Arthur C. Clarke
Brian Michael Bendis, Olivier Coipel
Scrivener's Moon - Audio
Philip Reeve
Children of the Sea, Volume 1 - Daisuke Igarashi What an unusual book. I'm most closely reminded of [b:Saturn Apartments|6759151|Saturn Apartments, Volume 1|Hisae Iwaoka|http://d.gr-assets.com/books/1348033399s/6759151.jpg|6955905], not for the content but for the same slow and easy style of unfolding the story. Our viewpoint character here, Ruka, seems like a fairly typical troubled teenager. Things only get odd when she meets a boy named Umi, and discovers that he and his brother, Sora, were raised by dugongs. Manatees, yes. Something big is happening, but that's off to the side. Mainly, it's about the three teenagers, especially Ruka.
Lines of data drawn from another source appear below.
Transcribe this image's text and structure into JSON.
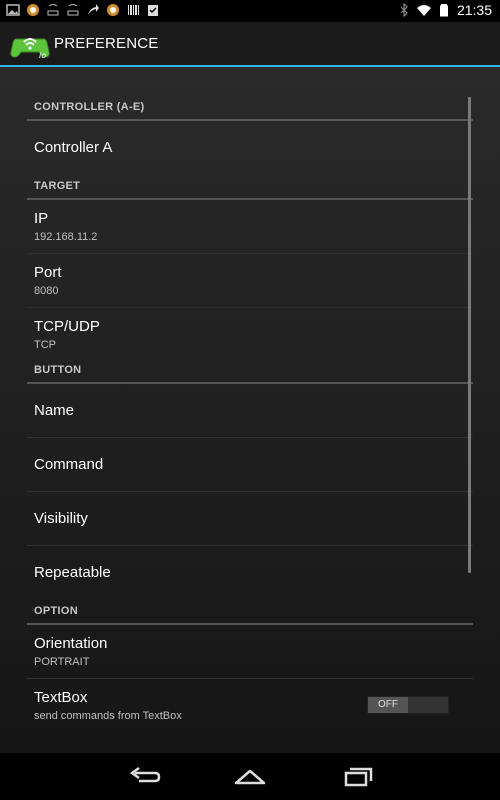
{
  "status_bar": {
    "time": "21:35",
    "icons_left": [
      "gallery-icon",
      "app-icon",
      "download-icon",
      "download-icon",
      "share-icon",
      "app-icon",
      "barcode-icon",
      "checklist-icon"
    ],
    "icons_right": [
      "bluetooth-icon",
      "wifi-icon",
      "battery-icon"
    ]
  },
  "action_bar": {
    "title": "PREFERENCE",
    "icon": "gamepad-icon",
    "accent_color": "#33b5e5"
  },
  "sections": [
    {
      "header": "CONTROLLER (A-E)",
      "items": [
        {
          "title": "Controller A",
          "summary": ""
        }
      ]
    },
    {
      "header": "TARGET",
      "items": [
        {
          "title": "IP",
          "summary": "192.168.11.2"
        },
        {
          "title": "Port",
          "summary": "8080"
        },
        {
          "title": "TCP/UDP",
          "summary": "TCP"
        }
      ]
    },
    {
      "header": "BUTTON",
      "items": [
        {
          "title": "Name",
          "summary": ""
        },
        {
          "title": "Command",
          "summary": ""
        },
        {
          "title": "Visibility",
          "summary": ""
        },
        {
          "title": "Repeatable",
          "summary": ""
        }
      ]
    },
    {
      "header": "OPTION",
      "items": [
        {
          "title": "Orientation",
          "summary": "PORTRAIT"
        },
        {
          "title": "TextBox",
          "summary": "send commands from TextBox",
          "toggle": "OFF"
        }
      ]
    }
  ],
  "nav_bar": {
    "back": "back-icon",
    "home": "home-icon",
    "recents": "recents-icon"
  }
}
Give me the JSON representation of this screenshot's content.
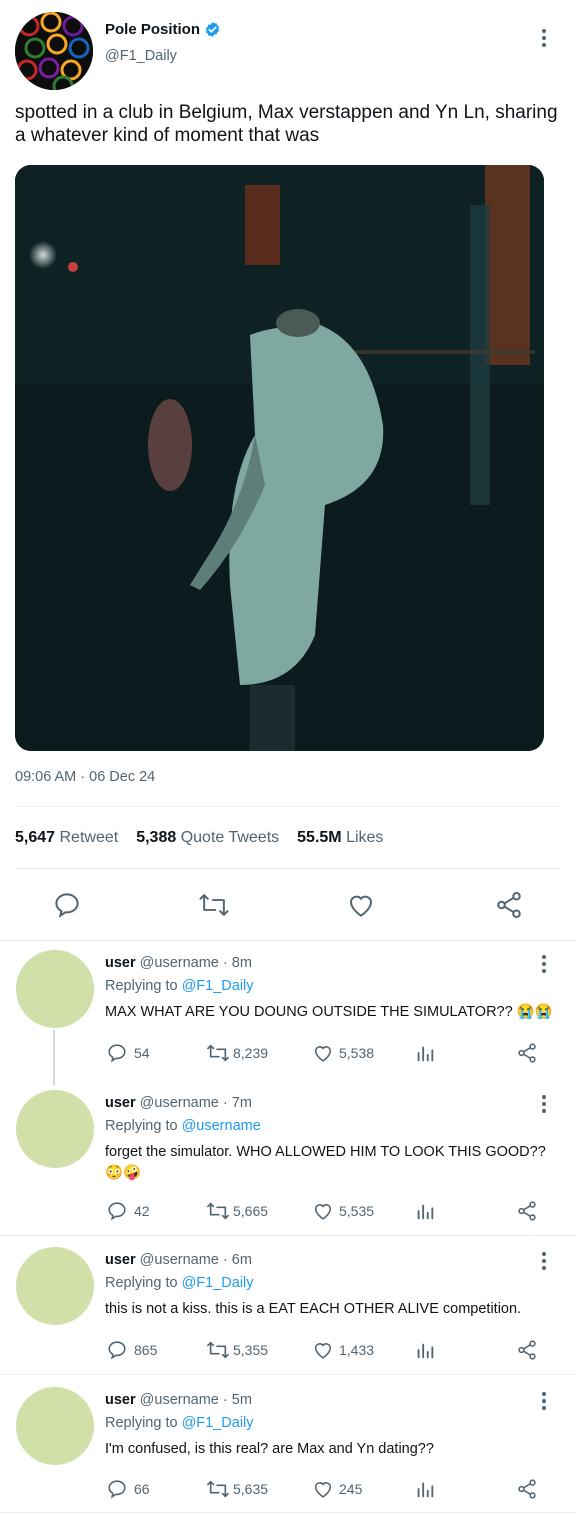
{
  "tweet": {
    "display_name": "Pole Position",
    "handle": "@F1_Daily",
    "verified": true,
    "text": "spotted in a club in Belgium, Max verstappen and Yn Ln, sharing a whatever kind of moment that was",
    "timestamp": "09:06 AM · 06 Dec 24",
    "stats": {
      "retweets_value": "5,647",
      "retweets_label": "Retweet",
      "quotes_value": "5,388",
      "quotes_label": "Quote Tweets",
      "likes_value": "55.5M",
      "likes_label": "Likes"
    }
  },
  "replies": [
    {
      "name": "user",
      "meta": "@username · 8m",
      "replying_prefix": "Replying to ",
      "replying_to": "@F1_Daily",
      "text": "MAX WHAT ARE YOU DOUNG OUTSIDE THE SIMULATOR?? 😭😭",
      "comments": "54",
      "retweets": "8,239",
      "likes": "5,538"
    },
    {
      "name": "user",
      "meta": "@username · 7m",
      "replying_prefix": "Replying to ",
      "replying_to": "@username",
      "text": "forget the simulator. WHO ALLOWED HIM TO LOOK THIS GOOD?? 😳🤪",
      "comments": "42",
      "retweets": "5,665",
      "likes": "5,535"
    },
    {
      "name": "user",
      "meta": "@username · 6m",
      "replying_prefix": "Replying to ",
      "replying_to": "@F1_Daily",
      "text": "this is not a kiss. this is a EAT EACH OTHER ALIVE competition.",
      "comments": "865",
      "retweets": "5,355",
      "likes": "1,433"
    },
    {
      "name": "user",
      "meta": "@username · 5m",
      "replying_prefix": "Replying to ",
      "replying_to": "@F1_Daily",
      "text": "I'm confused, is this real? are Max and Yn dating??",
      "comments": "66",
      "retweets": "5,635",
      "likes": "245"
    }
  ],
  "colors": {
    "accent": "#1d9bf0",
    "muted": "#536471",
    "avatar_placeholder": "#d1dfa9",
    "divider": "#e6ecf0"
  },
  "icons": {
    "verified": "verified-badge-icon",
    "more": "more-vertical-icon",
    "reply": "reply-bubble-icon",
    "retweet": "retweet-icon",
    "like": "heart-icon",
    "share": "share-icon",
    "analytics": "analytics-bars-icon"
  }
}
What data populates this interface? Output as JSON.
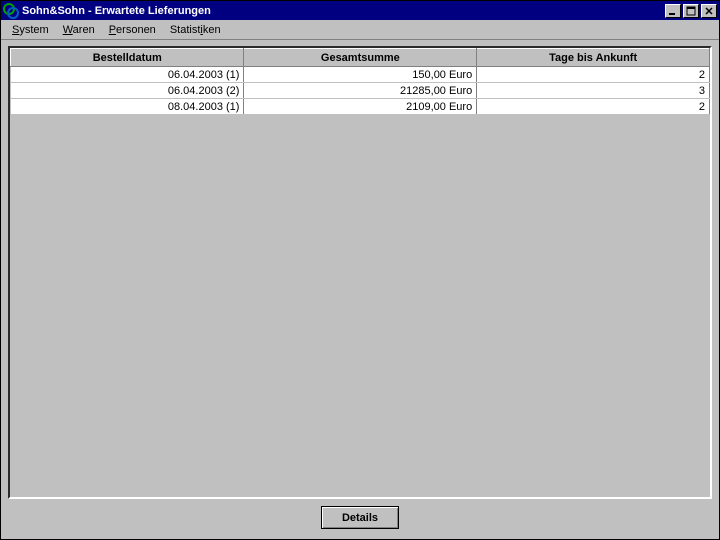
{
  "window": {
    "title": "Sohn&Sohn - Erwartete Lieferungen"
  },
  "menubar": {
    "items": [
      {
        "label": "System",
        "mn_index": 0
      },
      {
        "label": "Waren",
        "mn_index": 0
      },
      {
        "label": "Personen",
        "mn_index": 0
      },
      {
        "label": "Statistiken",
        "mn_index": 7
      }
    ]
  },
  "table": {
    "columns": [
      "Bestelldatum",
      "Gesamtsumme",
      "Tage bis Ankunft"
    ],
    "rows": [
      {
        "date": "06.04.2003 (1)",
        "sum": "150,00 Euro",
        "days": "2"
      },
      {
        "date": "06.04.2003 (2)",
        "sum": "21285,00 Euro",
        "days": "3"
      },
      {
        "date": "08.04.2003 (1)",
        "sum": "2109,00 Euro",
        "days": "2"
      }
    ]
  },
  "buttons": {
    "details": "Details"
  }
}
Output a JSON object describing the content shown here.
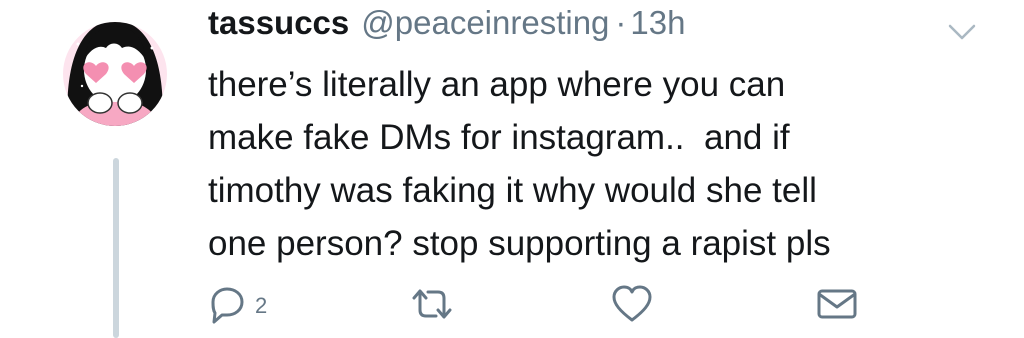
{
  "tweet": {
    "display_name": "tassuccs",
    "handle": "@peaceinresting",
    "separator": "·",
    "time": "13h",
    "text_lines": [
      "there’s literally an app where you can",
      "make fake DMs for instagram..  and if",
      "timothy was faking it why would she tell",
      "one person? stop supporting a rapist pls"
    ],
    "avatar_icon": "avatar-illustration",
    "caret_icon": "chevron-down-icon"
  },
  "actions": {
    "reply": {
      "icon": "reply-icon",
      "count": "2"
    },
    "retweet": {
      "icon": "retweet-icon"
    },
    "like": {
      "icon": "heart-icon"
    },
    "dm": {
      "icon": "envelope-icon"
    }
  },
  "colors": {
    "text": "#14171a",
    "secondary": "#657786",
    "thread_line": "#ccd6dd",
    "avatar_bg": "#fde4ee"
  }
}
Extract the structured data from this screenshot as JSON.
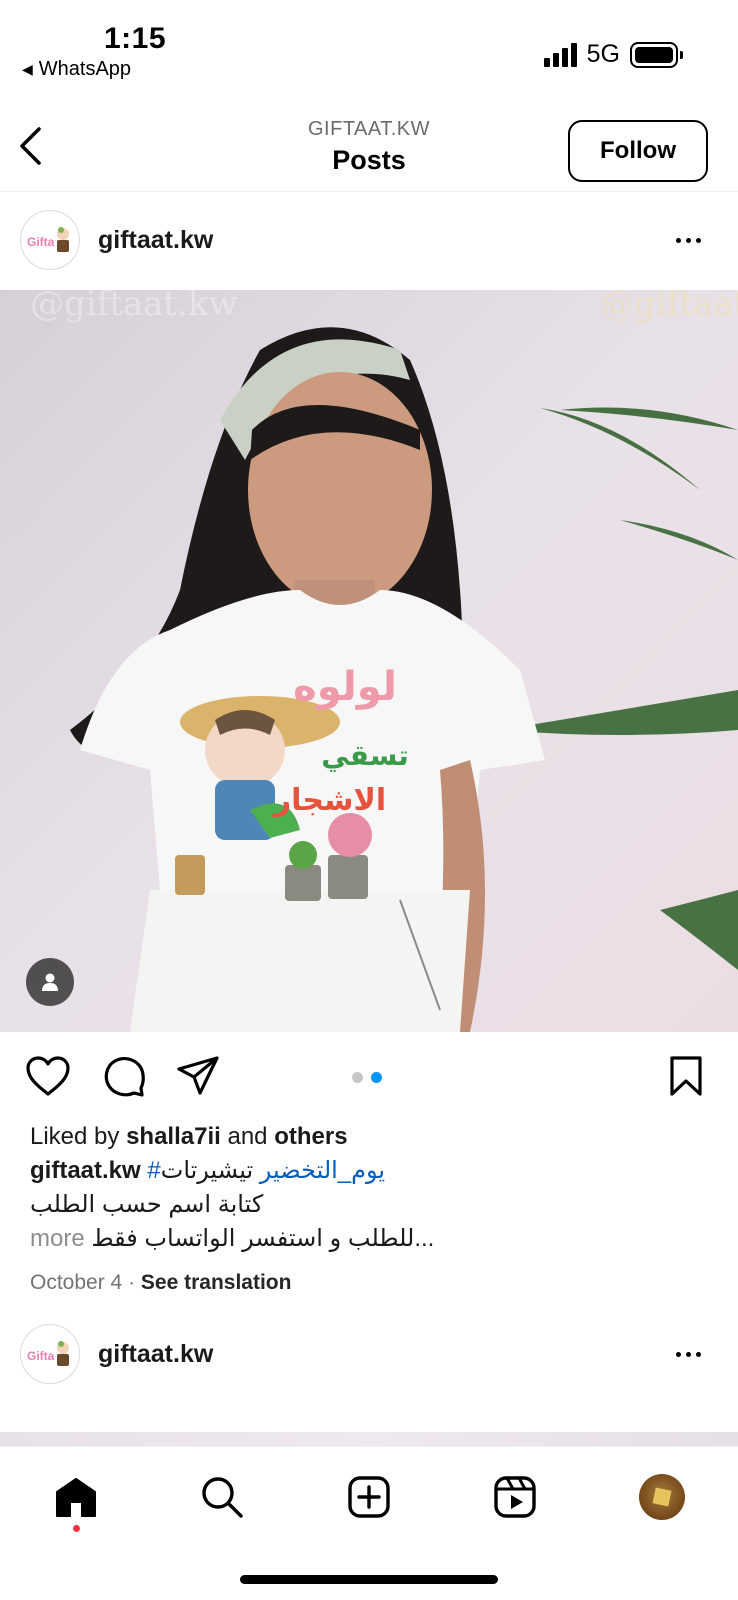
{
  "status_bar": {
    "time": "1:15",
    "back_app": "WhatsApp",
    "network": "5G"
  },
  "header": {
    "subtitle": "GIFTAAT.KW",
    "title": "Posts",
    "follow_label": "Follow"
  },
  "post": {
    "username": "giftaat.kw",
    "image": {
      "description_icon": "person-tag-icon",
      "watermark": "@giftaat.kw",
      "shirt_text_line1": "لولوه",
      "shirt_text_line2": "تسقي",
      "shirt_text_line3": "الاشجار"
    },
    "carousel": {
      "count": 2,
      "active_index": 1
    },
    "liked_by_prefix": "Liked by",
    "liked_by_user": "shalla7ii",
    "liked_by_and": "and",
    "liked_by_others": "others",
    "caption_username": "giftaat.kw",
    "caption_hashtag": "#يوم_التخضير",
    "caption_text1": "تيشيرتات",
    "caption_line2": "كتابة اسم حسب الطلب",
    "caption_line3": "للطلب و استفسر الواتساب فقط...",
    "more_label": "more",
    "date": "October 4",
    "separator": "·",
    "see_translation": "See translation"
  },
  "next_post": {
    "username": "giftaat.kw"
  },
  "colors": {
    "accent_blue": "#0095f6",
    "hashtag": "#0a5db8",
    "notification_red": "#ff3040"
  }
}
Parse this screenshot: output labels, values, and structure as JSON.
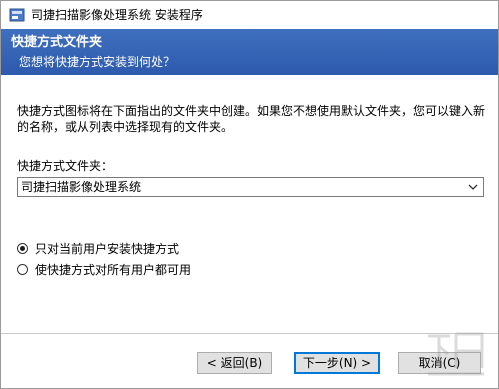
{
  "window": {
    "title": "司捷扫描影像处理系统 安装程序"
  },
  "header": {
    "title": "快捷方式文件夹",
    "subtitle": "您想将快捷方式安装到何处？"
  },
  "body": {
    "description": "快捷方式图标将在下面指出的文件夹中创建。如果您不想使用默认文件夹，您可以键入新的名称，或从列表中选择现有的文件夹。",
    "folder_label": "快捷方式文件夹：",
    "folder_value": "司捷扫描影像处理系统"
  },
  "options": [
    {
      "label": "只对当前用户安装快捷方式",
      "selected": true
    },
    {
      "label": "使快捷方式对所有用户都可用",
      "selected": false
    }
  ],
  "buttons": {
    "back": "< 返回(B)",
    "next": "下一步(N) >",
    "cancel": "取消(C)"
  },
  "watermark": {
    "text": "下载吧"
  },
  "colors": {
    "header_bg": "#2d5aad",
    "accent": "#0078d7"
  }
}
I'm looking forward to seeing how the disappearances of aquarium fish, the comet, the large fish congregating in Tokyo bay, and Umi and Sora's search develop, but the concentration here was really on defining the characters.

The art took some time to grow on me. Honestly, the character designs are nothing to write home about, though they certainly are unusual in a manga. But when the artist moves to scenes of aquatic life, that's another matter entirely. They looked accurate enough to my eyes, but the real plus is just how beautifully drawn and designed the marine panels are. I love how the artist gives the animals a real sense of presence, like they're more than just lines on a page. If the characters had been given the same care, this would have been one of the most beautiful manga I've ever seen. But illustrating the natural world seems to be the artist's objective, and he does a marvelous job of that.

I'd recommend this manga to somebody looking for something a little different, who can take a slow build in a storyline. But this is especially a manga for people who will appreciate the stunning marine art.